Tadhg was once so common as an Irish name that it became synonymous with the typical person, with phrases like s Tadhg an mhargaidh ("Tadhg of the market") akin to "average Joe". In the late 1680s the satirical Williamite ballad Lillibullero includes the line: "Ho brother Taig hast thou heard the decree?" Conversely, the Irish-language name is used defiantly in a Jacobite poem written in the 1690s: "Who goes there" does not provoke fear / "I am Tadhg" is the answer given.[1] In 1698, John Dunton wrote a mocking account of Ireland, titled Teague Land – or A Ramble with the Wild Irish.

Although the term has rarely been used in North America, a notable example of such use was when John Adams successfully defended the British Army soldiers responsible for the 1770 Boston Massacre by pleading to the jury that the soldiers were acting in self-defence against:

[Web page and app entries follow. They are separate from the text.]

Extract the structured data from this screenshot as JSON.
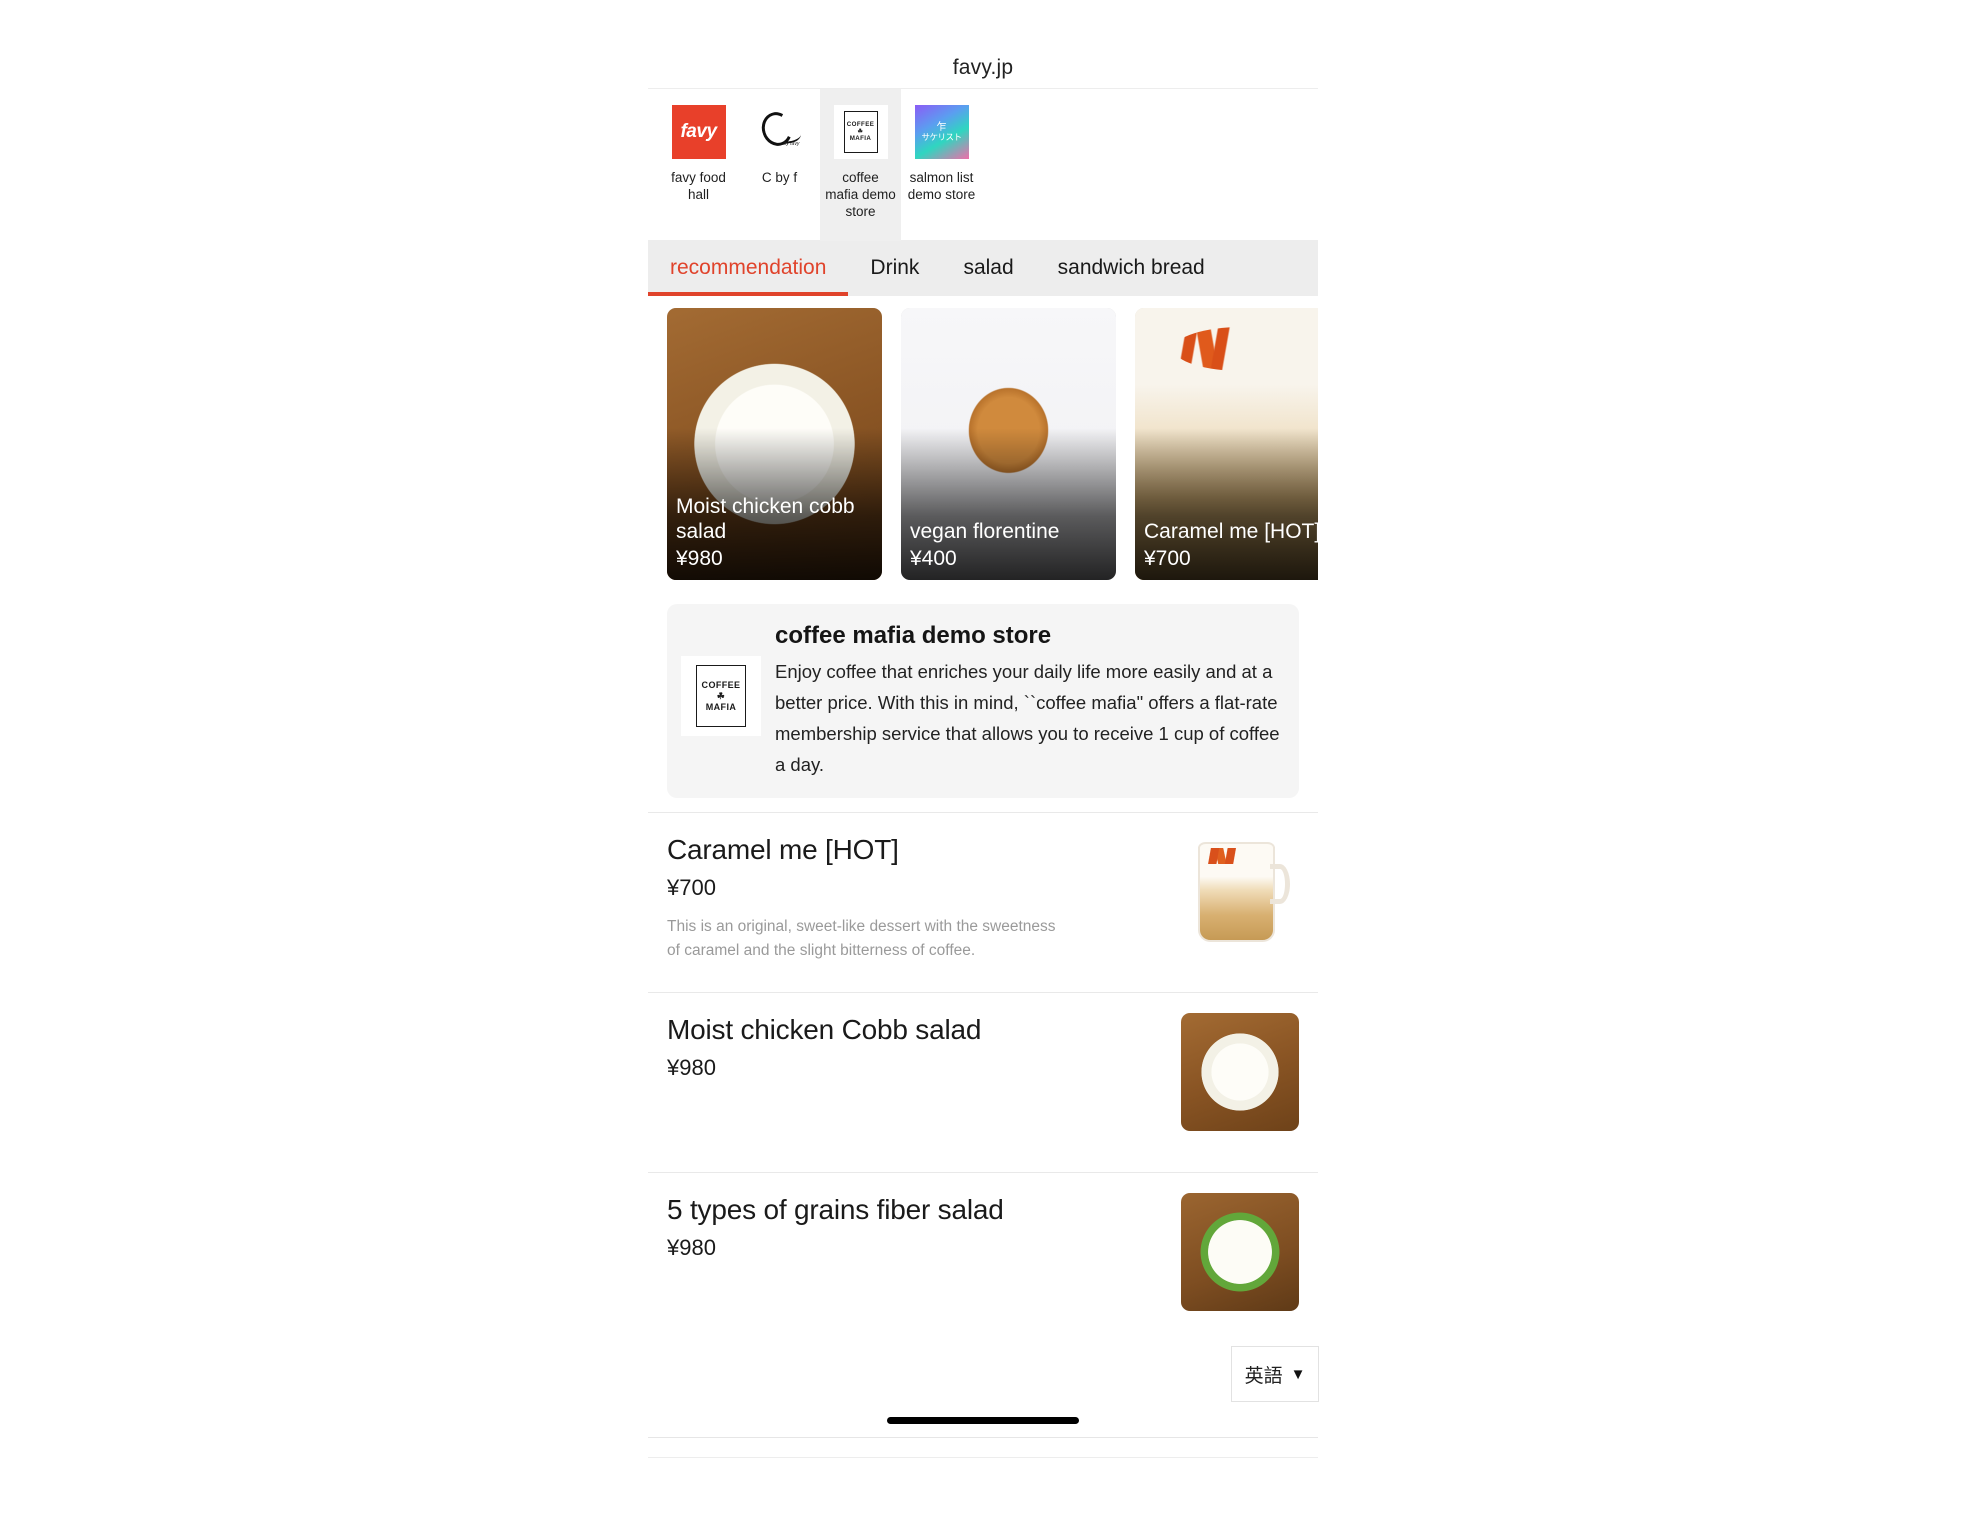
{
  "browser": {
    "site_title": "favy.jp"
  },
  "store_switcher": {
    "stores": [
      {
        "label": "favy food hall",
        "logo": "favy-logo",
        "active": false
      },
      {
        "label": "C by f",
        "logo": "c-by-f-logo",
        "active": false
      },
      {
        "label": "coffee mafia demo store",
        "logo": "coffee-mafia-logo",
        "active": true
      },
      {
        "label": "salmon list demo store",
        "logo": "salmon-list-logo",
        "active": false
      }
    ]
  },
  "category_tabs": {
    "active_index": 0,
    "accent_color": "#e0432b",
    "items": [
      {
        "label": "recommendation"
      },
      {
        "label": "Drink"
      },
      {
        "label": "salad"
      },
      {
        "label": "sandwich bread"
      }
    ]
  },
  "carousel": {
    "cards": [
      {
        "name": "Moist chicken cobb salad",
        "price": "¥980",
        "image": "cobb-salad-photo"
      },
      {
        "name": "vegan florentine",
        "price": "¥400",
        "image": "vegan-florentine-photo"
      },
      {
        "name": "Caramel me [HOT]",
        "price": "¥700",
        "image": "caramel-drink-photo"
      }
    ]
  },
  "store_info": {
    "logo": "coffee-mafia-logo",
    "title": "coffee mafia demo store",
    "description": "Enjoy coffee that enriches your daily life more easily and at a better price. With this in mind, ``coffee mafia\" offers a flat-rate membership service that allows you to receive 1 cup of coffee a day."
  },
  "menu": {
    "items": [
      {
        "name": "Caramel me [HOT]",
        "price": "¥700",
        "description": "This is an original, sweet-like dessert with the sweetness of caramel and the slight bitterness of coffee.",
        "image": "caramel-latte-photo"
      },
      {
        "name": "Moist chicken Cobb salad",
        "price": "¥980",
        "description": "",
        "image": "cobb-salad-photo"
      },
      {
        "name": "5 types of grains fiber salad",
        "price": "¥980",
        "description": "",
        "image": "grain-salad-photo"
      }
    ]
  },
  "language_selector": {
    "value": "英語",
    "caret": "▼"
  },
  "logo_text": {
    "favy": "favy",
    "mafia_top": "COFFEE",
    "mafia_mid": "☘",
    "mafia_bottom": "MAFIA",
    "cbyf_sub": "by favy",
    "salmon_mark": "乍",
    "salmon_text": "サケリスト"
  }
}
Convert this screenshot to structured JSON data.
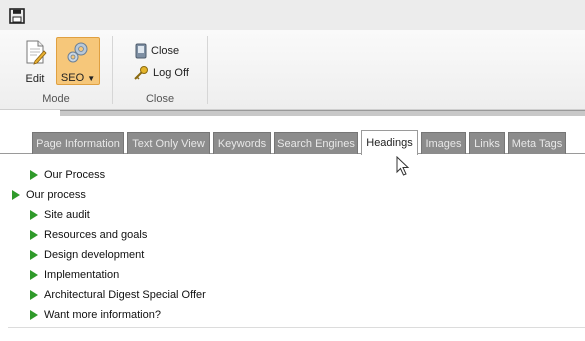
{
  "ribbon": {
    "edit_label": "Edit",
    "seo_label": "SEO",
    "mode_group_label": "Mode",
    "close_label": "Close",
    "logoff_label": "Log Off",
    "close_group_label": "Close"
  },
  "tabs": [
    {
      "label": "Page Information",
      "active": false
    },
    {
      "label": "Text Only View",
      "active": false
    },
    {
      "label": "Keywords",
      "active": false
    },
    {
      "label": "Search Engines",
      "active": false
    },
    {
      "label": "Headings",
      "active": true
    },
    {
      "label": "Images",
      "active": false
    },
    {
      "label": "Links",
      "active": false
    },
    {
      "label": "Meta Tags",
      "active": false
    }
  ],
  "headings": [
    "Our Process",
    "Our process",
    "Site audit",
    "Resources and goals",
    "Design development",
    "Implementation",
    "Architectural Digest Special Offer",
    "Want more information?"
  ],
  "colors": {
    "arrow_green": "#2f9a2a",
    "seo_button": "#f6c77a",
    "inactive_tab": "#8c8c8c"
  }
}
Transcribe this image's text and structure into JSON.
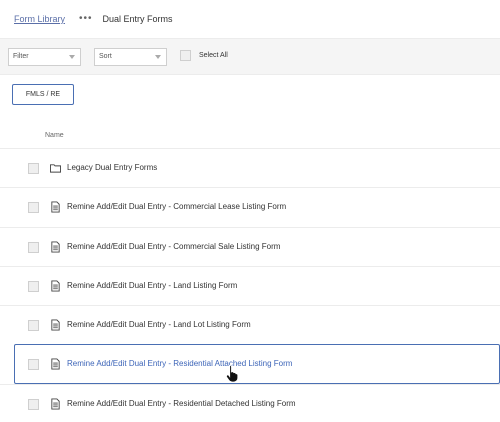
{
  "breadcrumb": {
    "root": "Form Library",
    "more": "•••",
    "current": "Dual Entry Forms"
  },
  "toolbar": {
    "filter_label": "Filter",
    "sort_label": "Sort",
    "select_all_label": "Select All"
  },
  "tag": {
    "label": "FMLS / RE"
  },
  "list": {
    "column_name": "Name",
    "items": [
      {
        "label": "Legacy Dual Entry Forms",
        "icon": "folder-icon"
      },
      {
        "label": "Remine Add/Edit Dual Entry - Commercial Lease Listing Form",
        "icon": "document-icon"
      },
      {
        "label": "Remine Add/Edit Dual Entry - Commercial Sale Listing Form",
        "icon": "document-icon"
      },
      {
        "label": "Remine Add/Edit Dual Entry - Land Listing Form",
        "icon": "document-icon"
      },
      {
        "label": "Remine Add/Edit Dual Entry - Land Lot Listing Form",
        "icon": "document-icon"
      },
      {
        "label": "Remine Add/Edit Dual Entry - Residential Attached Listing Form",
        "icon": "document-icon"
      },
      {
        "label": "Remine Add/Edit Dual Entry - Residential Detached Listing Form",
        "icon": "document-icon"
      }
    ]
  },
  "colors": {
    "accent": "#3d65b8",
    "link": "#5b6fa8",
    "toolbar_bg": "#f5f5f5"
  }
}
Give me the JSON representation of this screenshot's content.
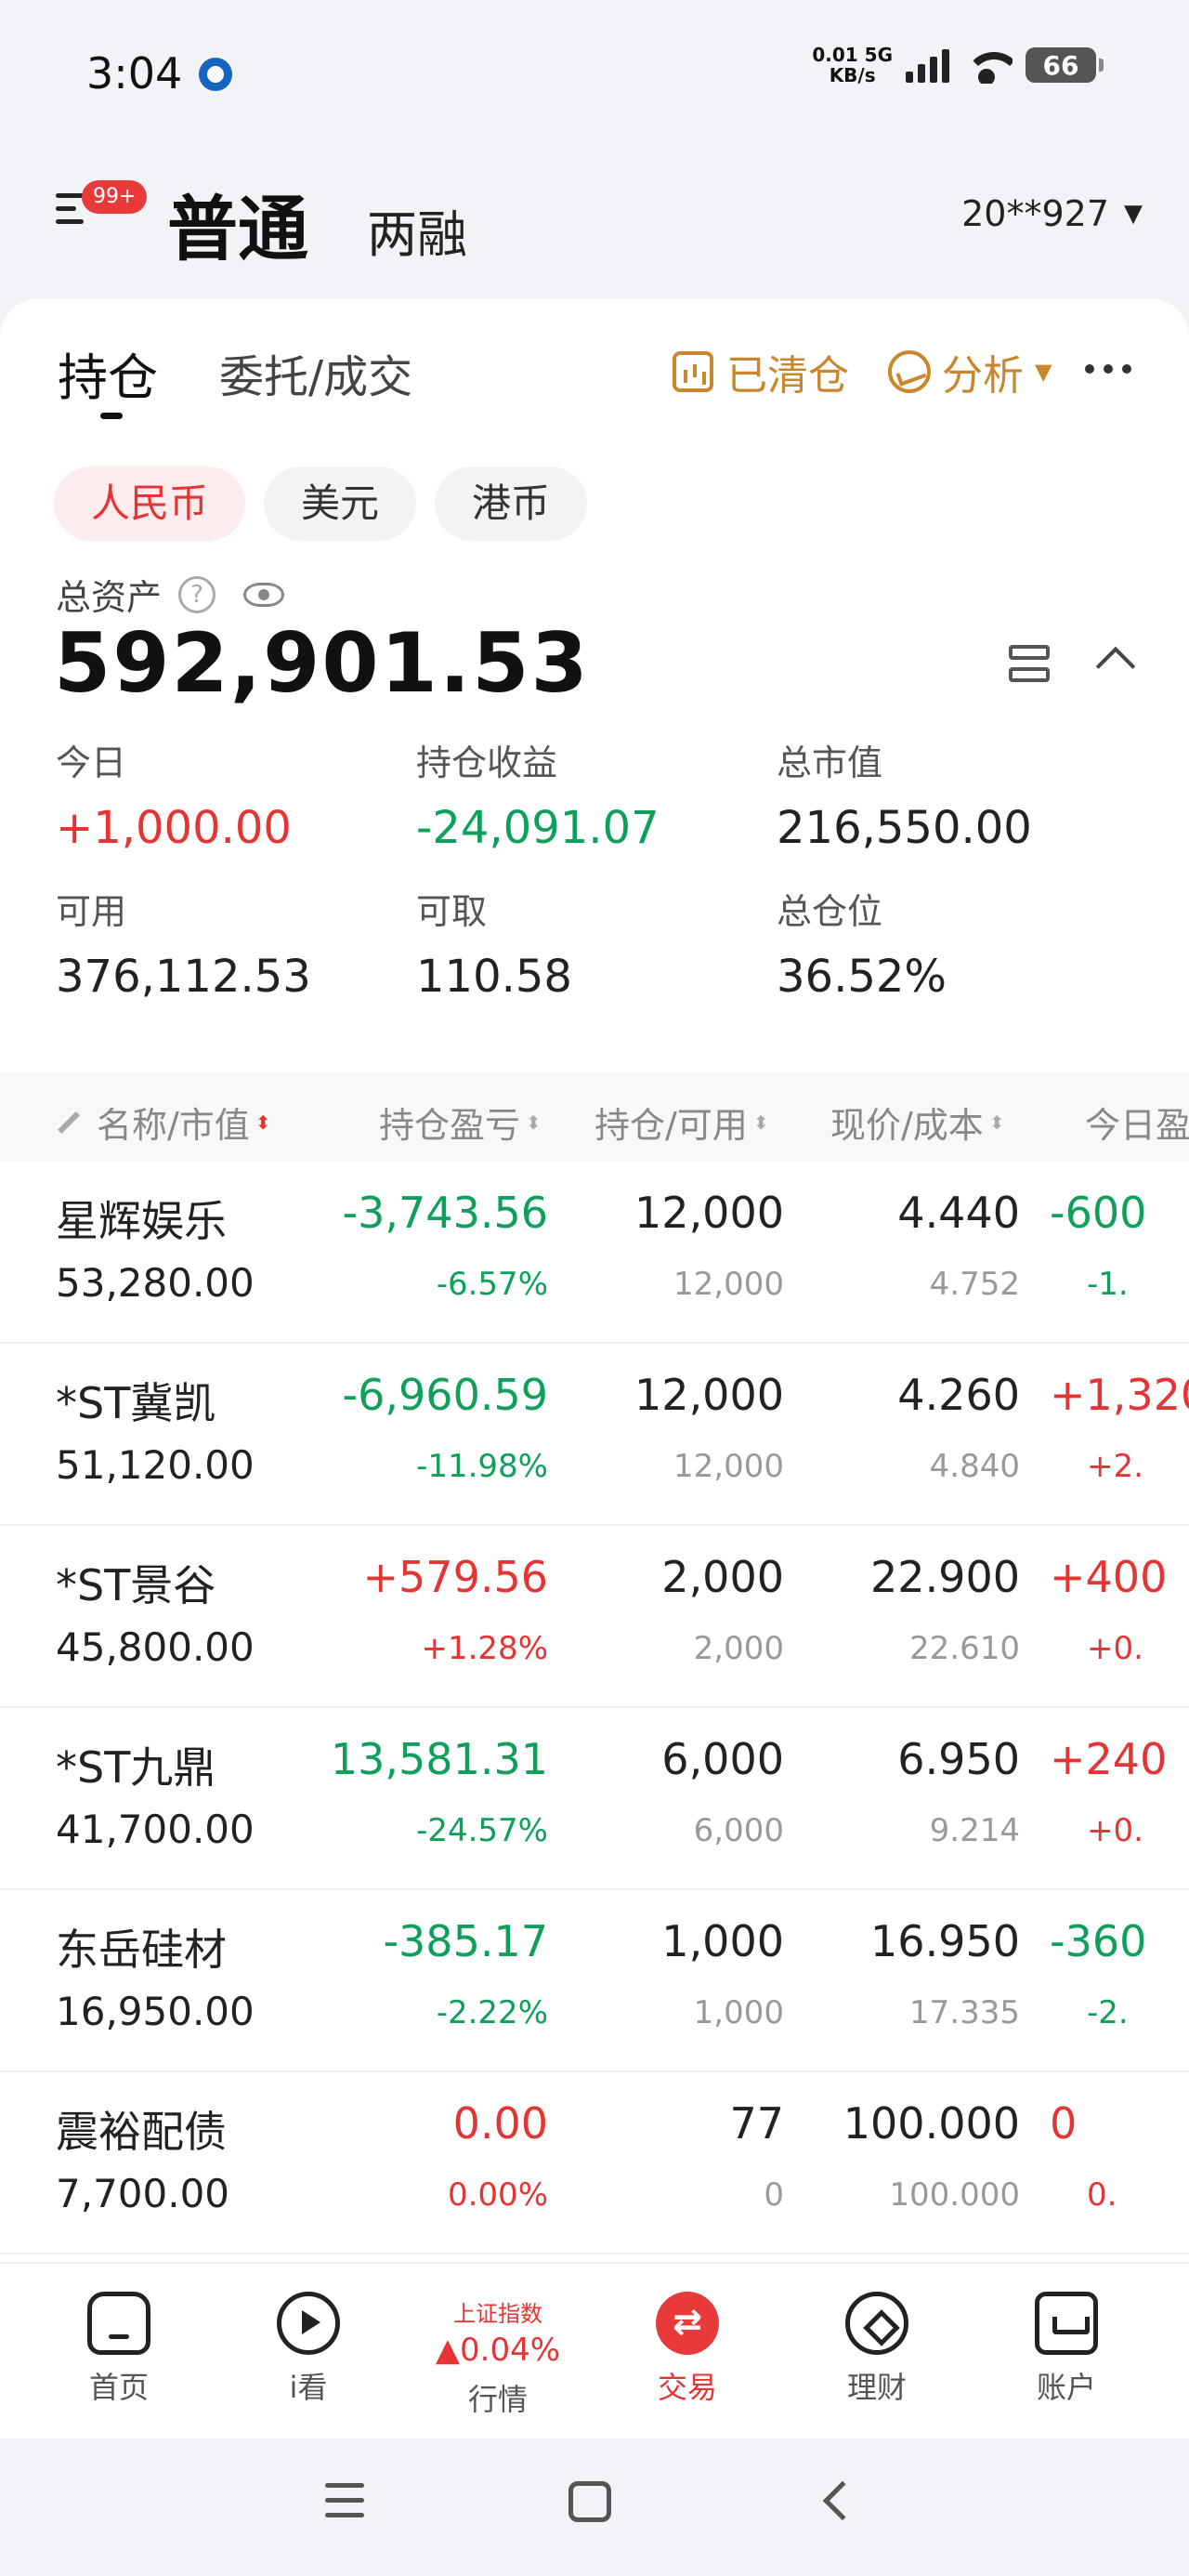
{
  "status_bar": {
    "time": "3:04",
    "net_speed": "0.01",
    "net_unit": "KB/s",
    "net_type": "5G",
    "battery": "66"
  },
  "header": {
    "badge": "99+",
    "tab_normal": "普通",
    "tab_margin": "两融",
    "account": "20**927"
  },
  "subtabs": {
    "positions": "持仓",
    "orders": "委托/成交",
    "cleared": "已清仓",
    "analysis": "分析"
  },
  "currency": [
    "人民币",
    "美元",
    "港币"
  ],
  "summary": {
    "total_label": "总资产",
    "help": "?",
    "total_value": "592,901.53",
    "stats": [
      {
        "label": "今日",
        "value": "+1,000.00",
        "trend": "up"
      },
      {
        "label": "持仓收益",
        "value": "-24,091.07",
        "trend": "down"
      },
      {
        "label": "总市值",
        "value": "216,550.00",
        "trend": "flat"
      },
      {
        "label": "可用",
        "value": "376,112.53",
        "trend": "flat"
      },
      {
        "label": "可取",
        "value": "110.58",
        "trend": "flat"
      },
      {
        "label": "总仓位",
        "value": "36.52%",
        "trend": "flat"
      }
    ]
  },
  "table": {
    "headers": [
      "名称/市值",
      "持仓盈亏",
      "持仓/可用",
      "现价/成本",
      "今日盈"
    ],
    "sort_glyph": "⬍",
    "rows": [
      {
        "name": "星辉娱乐",
        "market_value": "53,280.00",
        "pl": "-3,743.56",
        "pl_pct": "-6.57%",
        "qty": "12,000",
        "avail": "12,000",
        "price": "4.440",
        "cost": "4.752",
        "today": "-600",
        "today_pct": "-1.",
        "pl_trend": "down",
        "today_trend": "down"
      },
      {
        "name": "*ST冀凯",
        "market_value": "51,120.00",
        "pl": "-6,960.59",
        "pl_pct": "-11.98%",
        "qty": "12,000",
        "avail": "12,000",
        "price": "4.260",
        "cost": "4.840",
        "today": "+1,320",
        "today_pct": "+2.",
        "pl_trend": "down",
        "today_trend": "up"
      },
      {
        "name": "*ST景谷",
        "market_value": "45,800.00",
        "pl": "+579.56",
        "pl_pct": "+1.28%",
        "qty": "2,000",
        "avail": "2,000",
        "price": "22.900",
        "cost": "22.610",
        "today": "+400",
        "today_pct": "+0.",
        "pl_trend": "up",
        "today_trend": "up"
      },
      {
        "name": "*ST九鼎",
        "market_value": "41,700.00",
        "pl": "13,581.31",
        "pl_pct": "-24.57%",
        "qty": "6,000",
        "avail": "6,000",
        "price": "6.950",
        "cost": "9.214",
        "today": "+240",
        "today_pct": "+0.",
        "pl_trend": "down",
        "today_trend": "up"
      },
      {
        "name": "东岳硅材",
        "market_value": "16,950.00",
        "pl": "-385.17",
        "pl_pct": "-2.22%",
        "qty": "1,000",
        "avail": "1,000",
        "price": "16.950",
        "cost": "17.335",
        "today": "-360",
        "today_pct": "-2.",
        "pl_trend": "down",
        "today_trend": "down"
      },
      {
        "name": "震裕配债",
        "market_value": "7,700.00",
        "pl": "0.00",
        "pl_pct": "0.00%",
        "qty": "77",
        "avail": "0",
        "price": "100.000",
        "cost": "100.000",
        "today": "0",
        "today_pct": "0.",
        "pl_trend": "up",
        "today_trend": "up"
      }
    ]
  },
  "bottom_nav": {
    "home": "首页",
    "watch": "i看",
    "market": "行情",
    "index_name": "上证指数",
    "index_change": "▲0.04%",
    "trade": "交易",
    "wealth": "理财",
    "account": "账户"
  },
  "colors": {
    "up": "#e43434",
    "down": "#0ea05a",
    "accent": "#c9862c"
  },
  "icons": [
    "app-logo-icon",
    "signal-icon",
    "wifi-icon",
    "battery-icon",
    "menu-icon",
    "bar-chart-icon",
    "analysis-icon",
    "more-icon",
    "help-icon",
    "eye-icon",
    "layout-icon",
    "collapse-icon",
    "edit-icon",
    "sort-icon",
    "home-icon",
    "play-icon",
    "trade-icon",
    "wealth-icon",
    "account-icon"
  ]
}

... most probably a motley rabble of saucy boys, negros and molattoes, Irish Teagues and outlandish jack tarrs. —And why we should scruple to call such a set of people a mob, I can't conceive, unless the name is too respectable for them:[2]

In the context of segregation in Northern Ireland and sectarianism in Glasgow, the term "Taig" is used as a derogatory term for a Roman Catholic, used by Northern Irish Protestants and Ulster loyalists.[3][4] In this sense it is used in a similar way to the word Fenian, but is more ethnic in terms of abuse against people of Gaelic descent than "Fenian", which more commonly signifies Irish republican. Extremist loyalists have also used in graffiti slogans such as "Kill All Taigs" (KAT) and "All Taigs Are Targets".[4] Conversely, sectarian Irish Catholics sometimes use the derogatory term "hun" to refer to Protestants and the sectarian slogan "Kill All Huns" (KAH) can sometimes be found in graffiti.[5]

References[edit]

  1. ^ Céad buidhe re Dia ("A hundred thanks to God") by Diarmaid Mac Cárthaigh
  2. ^ "Summation of John Adams" in Rex v. Wemms. umkc.edu. Retrieved 15 September 2014.
  3. ^ A Way With Words, Taig
  4. ^ a b Conflict Archive on the Internet. "A Glossary of Terms Related to the Conflict".
  5. ^ http://www.guardian.co.uk/commentisfree/2007/may/13/comment.politics

External links[edit]